How the mind works fascinates me. I’m not a scientist, but I’ve studied quite a bit about it over the years. There are some fascinating new discoveries (that support ancient truths) about the way the brain stores information and how our physical and emotional health are all connected.
Part of my process as I sort through my thoughts and feelings on abuse, is to re-examine all my core beliefs and attitudes that brought me to this point. EMDR therapy is instrumental for me in uncovering and repairing these thoughts. EMDR stands for Eye Movement Desensitization and Reprocessing, and it is a process in which the patient recalls a traumatic event and the negative belief about oneself that goes with it. It uses bilateral stimulation, which can be a sound, physical sensation, or a movement the eye follows back forth to ignite both sides of the brain. The process includes a form of exposure therapy to conjure up old traumas and then through the bilateral stimulation, reprogram the negative belief to create a new reality in the brain. It’s reverse brainwashing. The process allows you to re-challenge false and limiting beliefs, then replace them with what’s true.
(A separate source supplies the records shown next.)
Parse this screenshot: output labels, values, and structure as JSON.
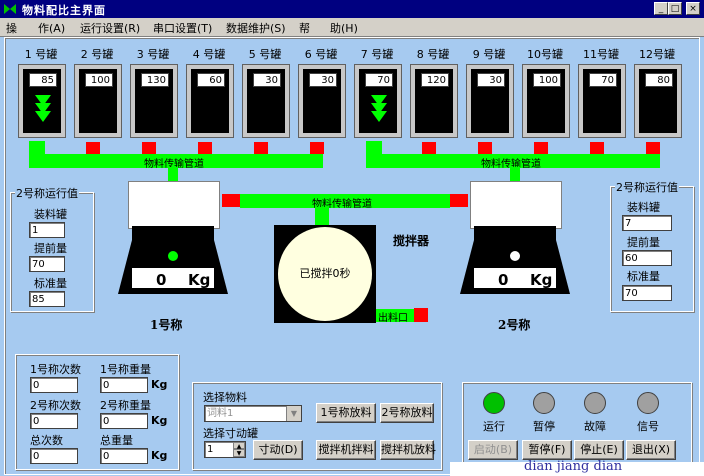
{
  "window": {
    "title": "物料配比主界面"
  },
  "menu": [
    "操",
    "作(A)",
    "运行设置(R)",
    "串口设置(T)",
    "数据维护(S)",
    "帮",
    "助(H)"
  ],
  "tanks": [
    {
      "label": "1 号罐",
      "value": "85"
    },
    {
      "label": "2 号罐",
      "value": "100"
    },
    {
      "label": "3 号罐",
      "value": "130"
    },
    {
      "label": "4 号罐",
      "value": "60"
    },
    {
      "label": "5 号罐",
      "value": "30"
    },
    {
      "label": "6 号罐",
      "value": "30"
    },
    {
      "label": "7 号罐",
      "value": "70"
    },
    {
      "label": "8 号罐",
      "value": "120"
    },
    {
      "label": "9 号罐",
      "value": "30"
    },
    {
      "label": "10号罐",
      "value": "100"
    },
    {
      "label": "11号罐",
      "value": "70"
    },
    {
      "label": "12号罐",
      "value": "80"
    }
  ],
  "pipes": {
    "label": "物料传输管道"
  },
  "left_run": {
    "title": "2号称运行值",
    "tank_label": "装料罐",
    "tank_value": "1",
    "pre_label": "提前量",
    "pre_value": "70",
    "std_label": "标准量",
    "std_value": "85"
  },
  "right_run": {
    "title": "2号称运行值",
    "tank_label": "装料罐",
    "tank_value": "7",
    "pre_label": "提前量",
    "pre_value": "60",
    "std_label": "标准量",
    "std_value": "70"
  },
  "scale1": {
    "reading": "0",
    "unit": "Kg",
    "name": "1号称"
  },
  "scale2": {
    "reading": "0",
    "unit": "Kg",
    "name": "2号称"
  },
  "mixer": {
    "title": "搅拌器",
    "status": "已搅拌0秒",
    "outlet": "出料口"
  },
  "stats": {
    "s1_count_label": "1号称次数",
    "s1_count": "0",
    "s1_weight_label": "1号称重量",
    "s1_weight": "0",
    "s2_count_label": "2号称次数",
    "s2_count": "0",
    "s2_weight_label": "2号称重量",
    "s2_weight": "0",
    "total_count_label": "总次数",
    "total_count": "0",
    "total_weight_label": "总重量",
    "total_weight": "0",
    "unit": "Kg"
  },
  "material": {
    "title": "选择物料",
    "selected": "词料1",
    "jog_title": "选择寸动罐",
    "jog_value": "1",
    "jog_btn": "寸动(D)",
    "s1_discharge": "1号称放料",
    "s2_discharge": "2号称放料",
    "mixer_mix": "搅拌机拌料",
    "mixer_discharge": "搅拌机放料"
  },
  "status": {
    "run": "运行",
    "pause": "暂停",
    "fault": "故障",
    "signal": "信号",
    "start_btn": "启动(B)",
    "pause_btn": "暂停(F)",
    "stop_btn": "停止(E)",
    "exit_btn": "退出(X)",
    "colors": {
      "run": "#00c000",
      "off": "#a0a0a0"
    }
  },
  "bottom_text": "dian jiang dian"
}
As I’ve been processing my stuff, it amazes me how my brain was able to hide away so many uncomfortable realities about my childhood, then reveal them as I feel more and more safe to bring them into the light. With each layer I pull back, more repressed memories surface. They are things I had known all along, but had pushed so far into the corners of my brain, they surprise me when they pop out. I separated them from my every day reality, and yet there they are, driving so much of my subconscious thinking.
EMDR is difficult work. It’s like having a fear of spiders and then deciding to overcome it by living in a garage full of black windows. It’s intense. Some days I leave therapy feeling like a zombie for the rest of the day. My brain feels swollen, and maybe it is. It’s working really hard to reprogram itself. But I’ve also seen a lot of encouraging progress. The adage that sometimes it has to get worse before it gets better absolutely applies here. As a result of doing this work, I now feel safe to let these old thoughts and feelings come to surface for the sake of being acknowledged and released. The traumatized, two-year-old version of me is no longer in control of my subconscious. She has been given a new family that nurtures her and protects her. She is paid attention to, but she doesn’t have to call the shots, and this is good news for all of us.
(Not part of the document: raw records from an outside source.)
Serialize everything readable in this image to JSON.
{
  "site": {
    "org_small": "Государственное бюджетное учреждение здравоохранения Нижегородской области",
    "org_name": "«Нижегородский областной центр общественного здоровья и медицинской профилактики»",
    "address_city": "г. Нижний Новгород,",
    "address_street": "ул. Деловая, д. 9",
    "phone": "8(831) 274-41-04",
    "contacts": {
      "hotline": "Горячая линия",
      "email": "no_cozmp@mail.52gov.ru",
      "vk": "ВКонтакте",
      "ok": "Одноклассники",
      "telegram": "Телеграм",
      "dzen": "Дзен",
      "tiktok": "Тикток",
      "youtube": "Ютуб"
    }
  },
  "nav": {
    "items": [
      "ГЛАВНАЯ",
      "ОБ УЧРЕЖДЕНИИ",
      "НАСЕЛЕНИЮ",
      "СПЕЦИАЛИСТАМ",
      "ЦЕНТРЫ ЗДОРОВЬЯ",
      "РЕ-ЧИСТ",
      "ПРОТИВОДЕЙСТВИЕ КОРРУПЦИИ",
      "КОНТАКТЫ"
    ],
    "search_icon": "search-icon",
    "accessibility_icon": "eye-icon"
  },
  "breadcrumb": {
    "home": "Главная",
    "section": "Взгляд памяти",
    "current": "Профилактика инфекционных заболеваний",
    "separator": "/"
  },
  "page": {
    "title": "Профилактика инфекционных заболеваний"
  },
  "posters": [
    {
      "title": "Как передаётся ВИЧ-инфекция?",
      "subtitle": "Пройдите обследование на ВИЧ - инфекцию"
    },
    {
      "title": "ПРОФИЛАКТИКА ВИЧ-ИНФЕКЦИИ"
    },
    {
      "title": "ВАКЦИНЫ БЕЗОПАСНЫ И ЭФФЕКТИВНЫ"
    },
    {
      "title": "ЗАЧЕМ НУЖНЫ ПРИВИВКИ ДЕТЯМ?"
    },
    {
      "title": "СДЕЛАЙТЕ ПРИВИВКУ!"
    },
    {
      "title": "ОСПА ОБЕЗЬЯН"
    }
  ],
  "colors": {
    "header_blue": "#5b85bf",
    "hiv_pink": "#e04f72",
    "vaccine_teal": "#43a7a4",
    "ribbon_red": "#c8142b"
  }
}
I am becoming more and more aware of the difference between what I “should” think, or how I want to think, and how I actually feel. For example, I can tell myself that I am safe and that I have the power to defend myself if someone tries to hurt me, but my body is still trembling and wants to hide. My body still doesn’t “know” that it is safe, it’s reacting to the past. EMDR is ideal for this. It allows you to go into the root cause of your thoughts and feelings, and how they are stored in the body. Once the primary trauma is healed, it has a ripple effect on the compound effects of trauma over time.
As a person fascinated with brains, I realize that I don’t have a lot of time left to do this kind of work. As we age, our brains tend to set up. If I wait until retirement age to deal with my stuff, my brain is going to have a much harder time trying to reprogram itself. Even in middle age, I am finding it a lot more difficult to change the way I think compared to the ways I changed my thoughts in my teens and twenties. However, regardless of age, I believe that it is never too late to make a change. Challenging my core beliefs is hard stuff, but it’s not impossible. With each challenge, I am able to reclaim a tiny bit more of who I really am, and who I am meant to be.